Using the entries below, give the count of lines that hold "schemas". Say nothing besides the number.

Top of RECORDS SUPPLIED

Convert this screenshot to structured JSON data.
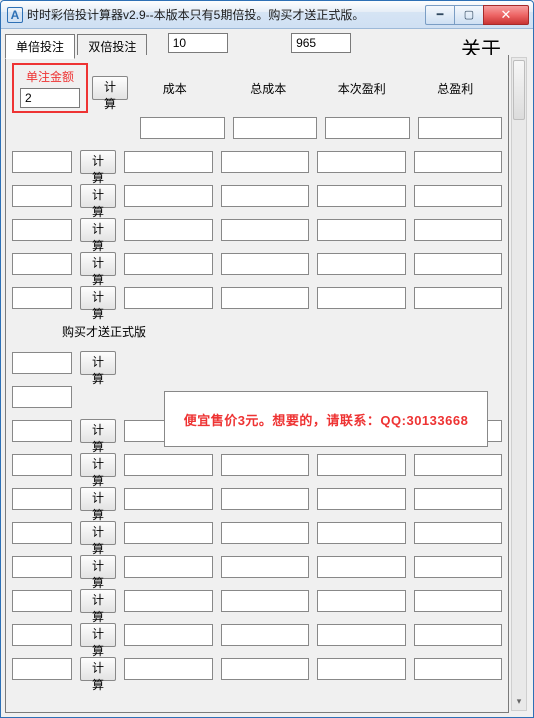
{
  "window": {
    "title": "时时彩倍投计算器v2.9--本版本只有5期倍投。购买才送正式版。"
  },
  "tabs": {
    "tab1": "单倍投注",
    "tab2": "双倍投注",
    "top_input1": "10",
    "top_input2": "965",
    "about": "关于"
  },
  "headers": {
    "amount_label": "单注金额",
    "cost": "成本",
    "total_cost": "总成本",
    "this_profit": "本次盈利",
    "total_profit": "总盈利"
  },
  "amount_value": "2",
  "calc_label": "计算",
  "section2_title": "购买才送正式版",
  "promo": "便宜售价3元。想要的，请联系：QQ:30133668",
  "rows_top_count": 6,
  "rows_bottom_count": 9
}
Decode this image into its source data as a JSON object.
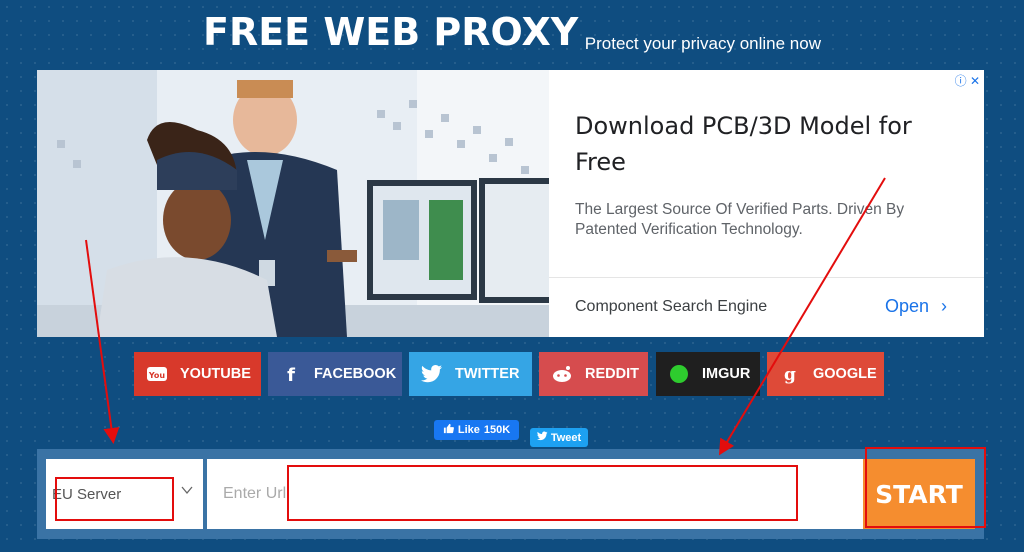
{
  "header": {
    "title": "FREE WEB PROXY",
    "subtitle": "Protect your privacy online now"
  },
  "ad": {
    "headline": "Download PCB/3D Model for Free",
    "description": "The Largest Source Of Verified Parts. Driven By Patented Verification Technology.",
    "cta_text": "Component Search Engine",
    "open_label": "Open",
    "open_chevron": "›",
    "close_icons": "ⓘ ✕"
  },
  "share_buttons": [
    {
      "label": "YOUTUBE",
      "icon": "youtube-icon",
      "color": "#d8392b"
    },
    {
      "label": "FACEBOOK",
      "icon": "facebook-icon",
      "color": "#3a5997"
    },
    {
      "label": "TWITTER",
      "icon": "twitter-icon",
      "color": "#35a5e5"
    },
    {
      "label": "REDDIT",
      "icon": "reddit-icon",
      "color": "#d64c4e"
    },
    {
      "label": "IMGUR",
      "icon": "imgur-icon",
      "color": "#1f1f1f"
    },
    {
      "label": "GOOGLE",
      "icon": "google-icon",
      "color": "#de4a38"
    }
  ],
  "social": {
    "like_label": "Like",
    "like_count": "150K",
    "tweet_label": "Tweet"
  },
  "form": {
    "server_value": "EU Server",
    "url_placeholder": "Enter Url",
    "start_label": "START"
  },
  "colors": {
    "background": "#0f4d80",
    "panel": "#3a73a5",
    "start": "#f58d2f",
    "annotation": "#e30d0d"
  }
}
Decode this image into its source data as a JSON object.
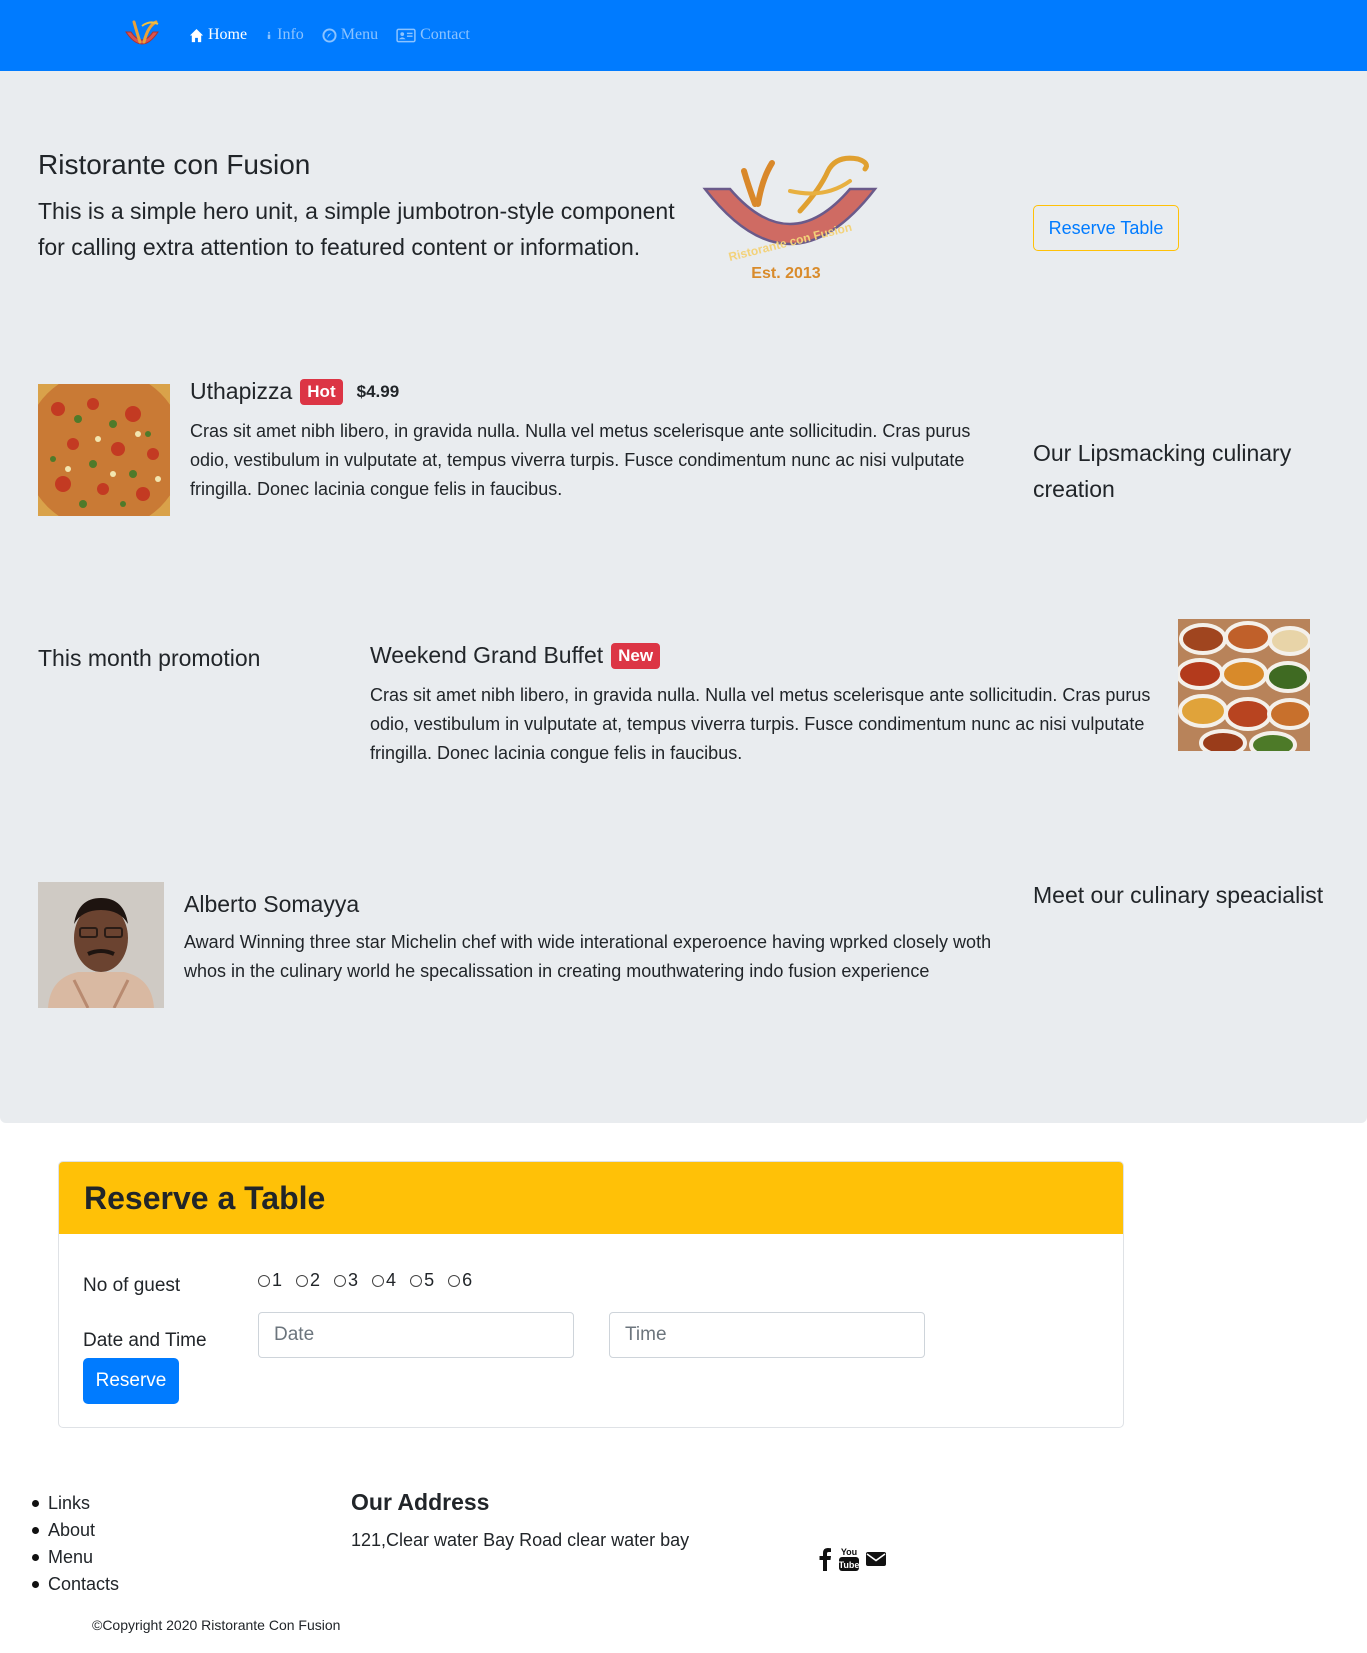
{
  "nav": {
    "logo_name": "restaurant-logo",
    "items": [
      {
        "label": "Home",
        "icon": "home-icon",
        "active": true
      },
      {
        "label": "Info",
        "icon": "info-icon",
        "active": false
      },
      {
        "label": "Menu",
        "icon": "list-icon",
        "active": false
      },
      {
        "label": "Contact",
        "icon": "address-card-icon",
        "active": false
      }
    ],
    "bg_color": "#007bff"
  },
  "hero": {
    "title": "Ristorante con Fusion",
    "lead": "This is a simple hero unit, a simple jumbotron-style component for calling extra attention to featured content or information.",
    "logo_text": "Ristorante con Fusion",
    "logo_est": "Est. 2013",
    "reserve_button": "Reserve Table"
  },
  "dish": {
    "name": "Uthapizza",
    "badge": "Hot",
    "price": "$4.99",
    "description": "Cras sit amet nibh libero, in gravida nulla. Nulla vel metus scelerisque ante sollicitudin. Cras purus odio, vestibulum in vulputate at, tempus viverra turpis. Fusce condimentum nunc ac nisi vulputate fringilla. Donec lacinia congue felis in faucibus.",
    "side_text": "Our Lipsmacking culinary creation"
  },
  "promotion": {
    "side_text": "This month promotion",
    "name": "Weekend Grand Buffet",
    "badge": "New",
    "description": "Cras sit amet nibh libero, in gravida nulla. Nulla vel metus scelerisque ante sollicitudin. Cras purus odio, vestibulum in vulputate at, tempus viverra turpis. Fusce condimentum nunc ac nisi vulputate fringilla. Donec lacinia congue felis in faucibus."
  },
  "chef": {
    "name": "Alberto Somayya",
    "description": "Award Winning three star Michelin chef with wide interational experoence having wprked closely woth whos in the culinary world he specalissation in creating mouthwatering indo fusion experience",
    "side_text": "Meet our culinary speacialist"
  },
  "reservation": {
    "title": "Reserve a Table",
    "guest_label": "No of guest",
    "guest_options": [
      "1",
      "2",
      "3",
      "4",
      "5",
      "6"
    ],
    "datetime_label": "Date and Time",
    "date_placeholder": "Date",
    "time_placeholder": "Time",
    "submit_label": "Reserve",
    "header_color": "#ffc107"
  },
  "footer": {
    "links": [
      "Links",
      "About",
      "Menu",
      "Contacts"
    ],
    "address_title": "Our Address",
    "address": "121,Clear water Bay Road clear water bay",
    "social_icons": [
      "facebook-icon",
      "youtube-icon",
      "envelope-icon"
    ],
    "copyright": "©Copyright 2020 Ristorante Con Fusion"
  }
}
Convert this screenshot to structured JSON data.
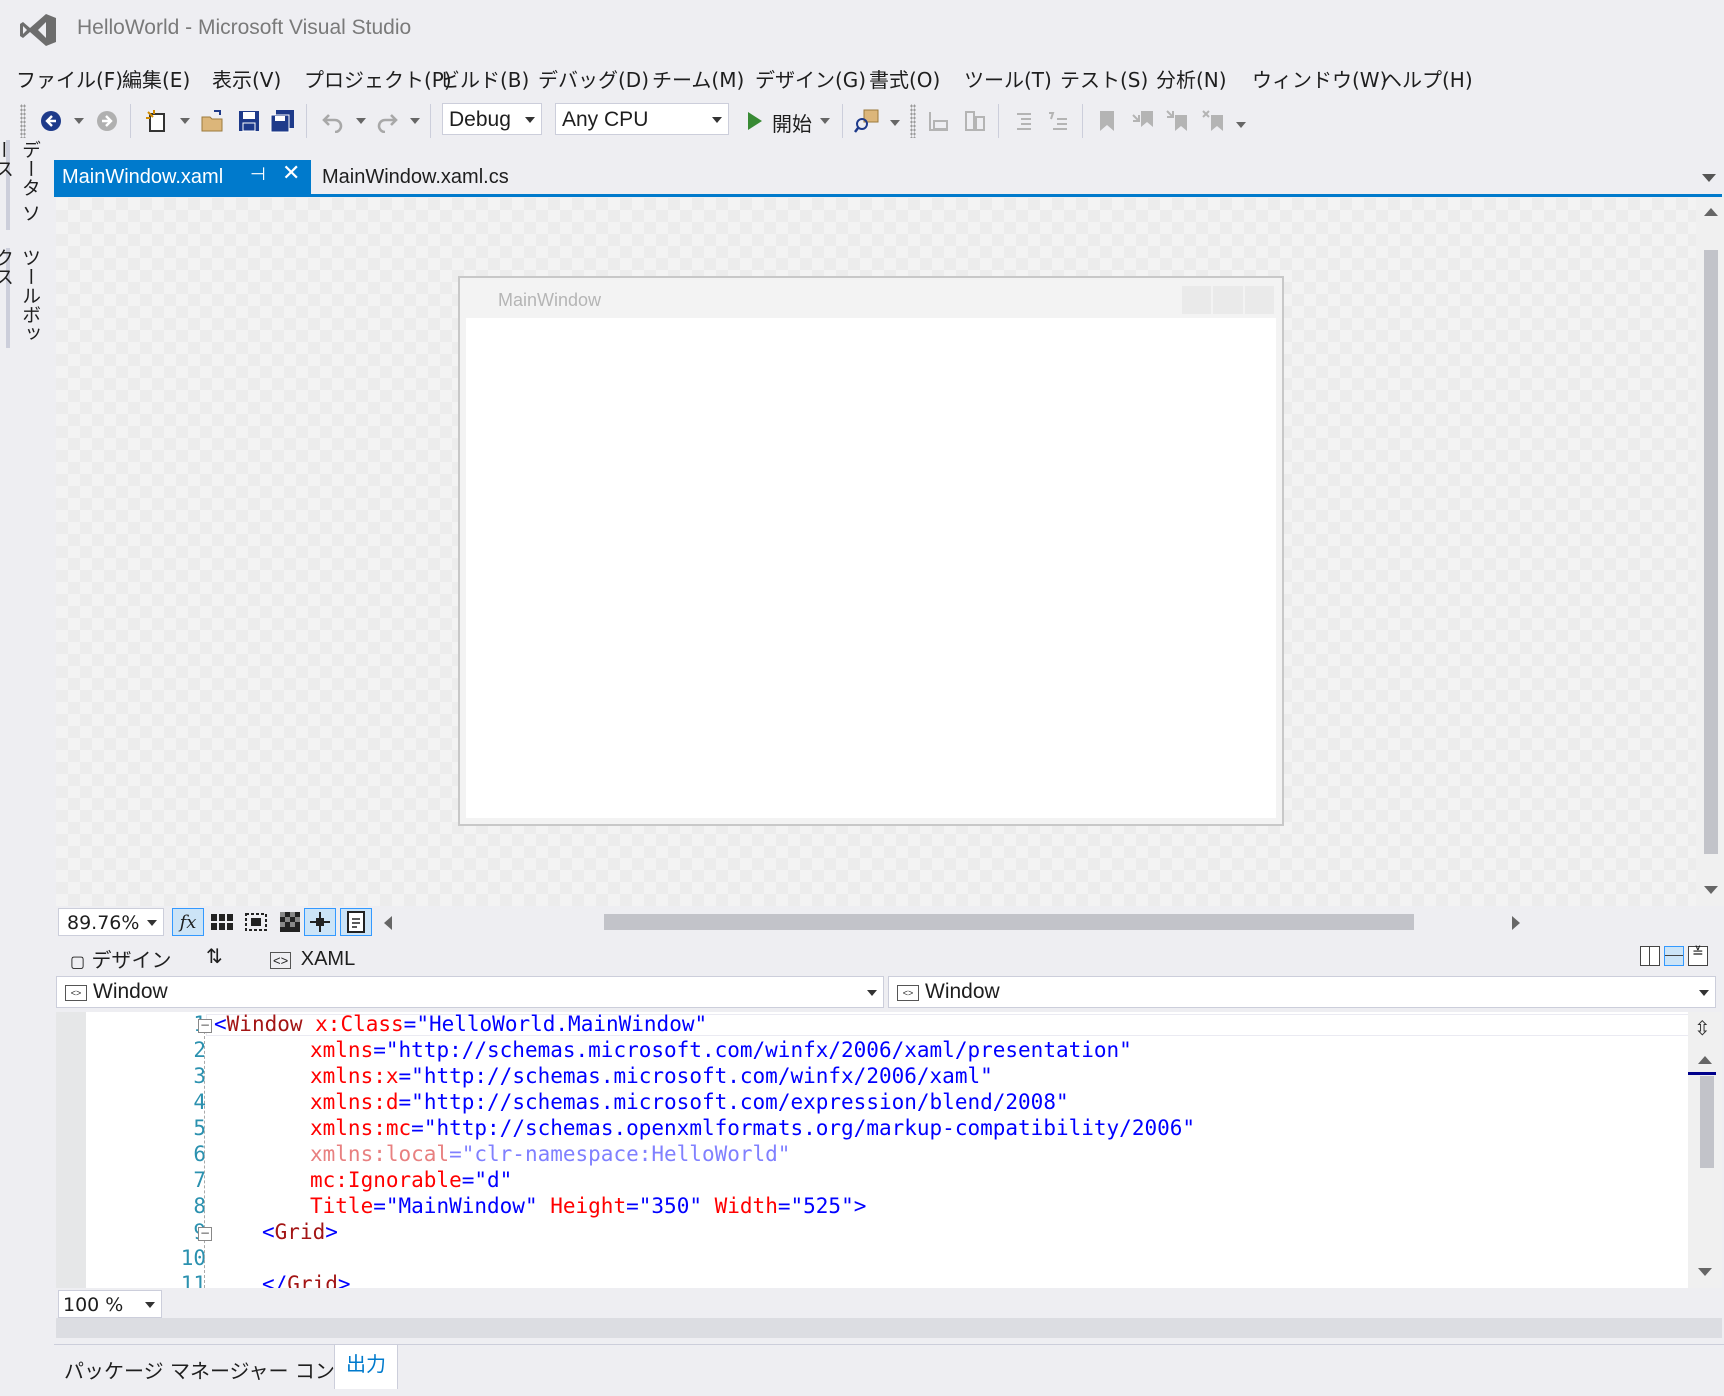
{
  "window": {
    "title": "HelloWorld - Microsoft Visual Studio"
  },
  "menu": [
    "ファイル(F)",
    "編集(E)",
    "表示(V)",
    "プロジェクト(P)",
    "ビルド(B)",
    "デバッグ(D)",
    "チーム(M)",
    "デザイン(G)",
    "書式(O)",
    "ツール(T)",
    "テスト(S)",
    "分析(N)",
    "ウィンドウ(W)",
    "ヘルプ(H)"
  ],
  "toolbar": {
    "config": "Debug",
    "platform": "Any CPU",
    "start_label": "開始"
  },
  "side_tabs": [
    "データ ソース",
    "ツールボックス"
  ],
  "doc_tabs": {
    "active": "MainWindow.xaml",
    "other": "MainWindow.xaml.cs"
  },
  "designer": {
    "window_title": "MainWindow",
    "zoom": "89.76%",
    "fx": "fx"
  },
  "split": {
    "design_tab": "デザイン",
    "xaml_tab": "XAML"
  },
  "nav": {
    "left": "Window",
    "right": "Window"
  },
  "editor": {
    "line_numbers": [
      "1",
      "2",
      "3",
      "4",
      "5",
      "6",
      "7",
      "8",
      "9",
      "10",
      "11"
    ],
    "zoom": "100 %",
    "lines": {
      "l1": {
        "open": "<",
        "tag": "Window",
        "attr": " x:Class",
        "eq": "=",
        "val": "\"HelloWorld.MainWindow\""
      },
      "l2": {
        "attr": "xmlns",
        "eq": "=",
        "val": "\"http://schemas.microsoft.com/winfx/2006/xaml/presentation\""
      },
      "l3": {
        "attr": "xmlns:x",
        "eq": "=",
        "val": "\"http://schemas.microsoft.com/winfx/2006/xaml\""
      },
      "l4": {
        "attr": "xmlns:d",
        "eq": "=",
        "val": "\"http://schemas.microsoft.com/expression/blend/2008\""
      },
      "l5": {
        "attr": "xmlns:mc",
        "eq": "=",
        "val": "\"http://schemas.openxmlformats.org/markup-compatibility/2006\""
      },
      "l6": {
        "attr": "xmlns:local",
        "eq": "=",
        "val": "\"clr-namespace:HelloWorld\""
      },
      "l7": {
        "attr": "mc:Ignorable",
        "eq": "=",
        "val": "\"d\""
      },
      "l8": {
        "attr1": "Title",
        "val1": "\"MainWindow\"",
        "attr2": " Height",
        "val2": "\"350\"",
        "attr3": " Width",
        "val3": "\"525\"",
        "close": ">"
      },
      "l9": {
        "open": "<",
        "tag": "Grid",
        "close": ">"
      },
      "l11": {
        "open": "</",
        "tag": "Grid",
        "close": ">"
      }
    }
  },
  "tool_tabs": [
    "パッケージ マネージャー コンソール",
    "出力"
  ],
  "colors": {
    "accent": "#007acc",
    "tag": "#a31515",
    "attr": "#ff0000",
    "value": "#0000ff",
    "line_number": "#2b91af"
  }
}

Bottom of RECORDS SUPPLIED

REPLY
4